▸ **AIM OF THE EXERCISE**
An exact reproduction of each record is required.
--- START ---
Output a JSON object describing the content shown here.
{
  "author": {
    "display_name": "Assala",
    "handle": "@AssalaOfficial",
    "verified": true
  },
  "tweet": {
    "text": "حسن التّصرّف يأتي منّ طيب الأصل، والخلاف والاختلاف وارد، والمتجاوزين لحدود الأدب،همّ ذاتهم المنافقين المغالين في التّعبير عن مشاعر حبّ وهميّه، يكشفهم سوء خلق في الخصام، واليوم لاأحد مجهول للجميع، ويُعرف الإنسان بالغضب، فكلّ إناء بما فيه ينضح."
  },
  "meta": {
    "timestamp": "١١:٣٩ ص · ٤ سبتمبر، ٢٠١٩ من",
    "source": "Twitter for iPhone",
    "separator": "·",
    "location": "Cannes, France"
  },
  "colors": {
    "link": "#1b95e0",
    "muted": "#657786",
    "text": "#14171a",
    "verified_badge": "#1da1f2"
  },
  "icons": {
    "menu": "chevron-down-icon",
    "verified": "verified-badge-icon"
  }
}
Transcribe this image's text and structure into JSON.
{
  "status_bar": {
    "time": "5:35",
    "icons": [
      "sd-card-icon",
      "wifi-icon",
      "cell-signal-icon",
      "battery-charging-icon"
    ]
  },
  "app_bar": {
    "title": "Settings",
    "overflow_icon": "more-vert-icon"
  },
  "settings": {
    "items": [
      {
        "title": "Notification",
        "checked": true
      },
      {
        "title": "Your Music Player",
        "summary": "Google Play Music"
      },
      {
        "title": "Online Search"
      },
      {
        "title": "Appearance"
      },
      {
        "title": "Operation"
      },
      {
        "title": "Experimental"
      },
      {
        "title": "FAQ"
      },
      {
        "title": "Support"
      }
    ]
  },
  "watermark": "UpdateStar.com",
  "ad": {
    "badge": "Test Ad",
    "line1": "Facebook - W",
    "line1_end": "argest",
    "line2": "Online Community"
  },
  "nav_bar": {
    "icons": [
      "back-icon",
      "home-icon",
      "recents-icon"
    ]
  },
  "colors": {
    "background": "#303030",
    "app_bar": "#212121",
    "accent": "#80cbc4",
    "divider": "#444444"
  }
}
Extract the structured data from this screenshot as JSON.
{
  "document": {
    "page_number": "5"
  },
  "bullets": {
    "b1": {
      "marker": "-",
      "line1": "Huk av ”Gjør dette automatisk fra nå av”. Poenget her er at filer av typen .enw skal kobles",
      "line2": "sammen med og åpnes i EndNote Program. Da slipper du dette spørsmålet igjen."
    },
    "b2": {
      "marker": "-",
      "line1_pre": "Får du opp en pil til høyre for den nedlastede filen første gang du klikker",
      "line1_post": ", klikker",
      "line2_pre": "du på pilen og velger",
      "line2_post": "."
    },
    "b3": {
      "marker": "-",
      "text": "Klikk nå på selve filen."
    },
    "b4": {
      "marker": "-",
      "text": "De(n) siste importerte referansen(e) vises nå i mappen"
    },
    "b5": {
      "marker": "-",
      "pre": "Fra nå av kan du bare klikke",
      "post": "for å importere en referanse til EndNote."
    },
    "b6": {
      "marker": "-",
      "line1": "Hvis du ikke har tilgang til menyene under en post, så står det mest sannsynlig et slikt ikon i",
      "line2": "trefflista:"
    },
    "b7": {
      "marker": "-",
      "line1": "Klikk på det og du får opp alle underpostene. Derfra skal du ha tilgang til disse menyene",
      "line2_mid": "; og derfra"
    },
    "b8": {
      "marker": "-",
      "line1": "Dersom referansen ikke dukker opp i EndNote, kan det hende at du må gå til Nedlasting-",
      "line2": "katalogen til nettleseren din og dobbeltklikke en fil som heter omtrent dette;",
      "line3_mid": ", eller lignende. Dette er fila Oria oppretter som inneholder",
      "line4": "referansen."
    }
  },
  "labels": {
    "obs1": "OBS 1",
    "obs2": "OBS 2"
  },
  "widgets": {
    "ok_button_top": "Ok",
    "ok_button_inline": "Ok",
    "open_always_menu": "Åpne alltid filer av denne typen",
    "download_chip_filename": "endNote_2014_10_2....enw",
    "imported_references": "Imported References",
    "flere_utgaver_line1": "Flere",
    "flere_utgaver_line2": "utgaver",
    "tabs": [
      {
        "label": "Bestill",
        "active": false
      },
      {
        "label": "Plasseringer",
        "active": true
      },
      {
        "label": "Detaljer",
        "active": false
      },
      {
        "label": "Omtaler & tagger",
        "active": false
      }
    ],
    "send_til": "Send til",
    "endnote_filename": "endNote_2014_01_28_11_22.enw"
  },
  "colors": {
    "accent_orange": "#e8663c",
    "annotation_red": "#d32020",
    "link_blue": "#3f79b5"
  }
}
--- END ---
▸ **REPLY TO THE TASK**
Output a JSON object describing the content shown here.
{
  "author": {
    "display_name": "Assala",
    "handle": "@AssalaOfficial",
    "verified": true
  },
  "tweet": {
    "text": "حسن التّصرّف يأتي منّ طيب الأصل، والخلاف والاختلاف وارد، والمتجاوزين لحدود الأدب،همّ ذاتهم المنافقين المغالين في التّعبير عن مشاعر حبّ وهميّه، يكشفهم سوء خلق في الخصام، واليوم لاأحد مجهول للجميع، ويُعرف الإنسان بالغضب، فكلّ إناء بما فيه ينضح."
  },
  "meta": {
    "timestamp": "١١:٣٩ ص · ٤ سبتمبر، ٢٠١٩ من",
    "source": "Twitter for iPhone",
    "separator": "·",
    "location": "Cannes, France"
  },
  "colors": {
    "link": "#1b95e0",
    "muted": "#657786",
    "text": "#14171a",
    "verified_badge": "#1da1f2"
  },
  "icons": {
    "menu": "chevron-down-icon",
    "verified": "verified-badge-icon"
  }
}
Transcribe this image's text and structure into JSON.
{
  "status_bar": {
    "time": "5:35",
    "icons": [
      "sd-card-icon",
      "wifi-icon",
      "cell-signal-icon",
      "battery-charging-icon"
    ]
  },
  "app_bar": {
    "title": "Settings",
    "overflow_icon": "more-vert-icon"
  },
  "settings": {
    "items": [
      {
        "title": "Notification",
        "checked": true
      },
      {
        "title": "Your Music Player",
        "summary": "Google Play Music"
      },
      {
        "title": "Online Search"
      },
      {
        "title": "Appearance"
      },
      {
        "title": "Operation"
      },
      {
        "title": "Experimental"
      },
      {
        "title": "FAQ"
      },
      {
        "title": "Support"
      }
    ]
  },
  "watermark": "UpdateStar.com",
  "ad": {
    "badge": "Test Ad",
    "line1": "Facebook - W",
    "line1_end": "argest",
    "line2": "Online Community"
  },
  "nav_bar": {
    "icons": [
      "back-icon",
      "home-icon",
      "recents-icon"
    ]
  },
  "colors": {
    "background": "#303030",
    "app_bar": "#212121",
    "accent": "#80cbc4",
    "divider": "#444444"
  }
}
Extract the structured data from this screenshot as JSON.
{
  "document": {
    "page_number": "5"
  },
  "bullets": {
    "b1": {
      "marker": "-",
      "line1": "Huk av ”Gjør dette automatisk fra nå av”. Poenget her er at filer av typen .enw skal kobles",
      "line2": "sammen med og åpnes i EndNote Program. Da slipper du dette spørsmålet igjen."
    },
    "b2": {
      "marker": "-",
      "line1_pre": "Får du opp en pil til høyre for den nedlastede filen første gang du klikker",
      "line1_post": ", klikker",
      "line2_pre": "du på pilen og velger",
      "line2_post": "."
    },
    "b3": {
      "marker": "-",
      "text": "Klikk nå på selve filen."
    },
    "b4": {
      "marker": "-",
      "text": "De(n) siste importerte referansen(e) vises nå i mappen"
    },
    "b5": {
      "marker": "-",
      "pre": "Fra nå av kan du bare klikke",
      "post": "for å importere en referanse til EndNote."
    },
    "b6": {
      "marker": "-",
      "line1": "Hvis du ikke har tilgang til menyene under en post, så står det mest sannsynlig et slikt ikon i",
      "line2": "trefflista:"
    },
    "b7": {
      "marker": "-",
      "line1": "Klikk på det og du får opp alle underpostene. Derfra skal du ha tilgang til disse menyene",
      "line2_mid": "; og derfra"
    },
    "b8": {
      "marker": "-",
      "line1": "Dersom referansen ikke dukker opp i EndNote, kan det hende at du må gå til Nedlasting-",
      "line2": "katalogen til nettleseren din og dobbeltklikke en fil som heter omtrent dette;",
      "line3_mid": ", eller lignende. Dette er fila Oria oppretter som inneholder",
      "line4": "referansen."
    }
  },
  "labels": {
    "obs1": "OBS 1",
    "obs2": "OBS 2"
  },
  "widgets": {
    "ok_button_top": "Ok",
    "ok_button_inline": "Ok",
    "open_always_menu": "Åpne alltid filer av denne typen",
    "download_chip_filename": "endNote_2014_10_2....enw",
    "imported_references": "Imported References",
    "flere_utgaver_line1": "Flere",
    "flere_utgaver_line2": "utgaver",
    "tabs": [
      {
        "label": "Bestill",
        "active": false
      },
      {
        "label": "Plasseringer",
        "active": true
      },
      {
        "label": "Detaljer",
        "active": false
      },
      {
        "label": "Omtaler & tagger",
        "active": false
      }
    ],
    "send_til": "Send til",
    "endnote_filename": "endNote_2014_01_28_11_22.enw"
  },
  "colors": {
    "accent_orange": "#e8663c",
    "annotation_red": "#d32020",
    "link_blue": "#3f79b5"
  }
}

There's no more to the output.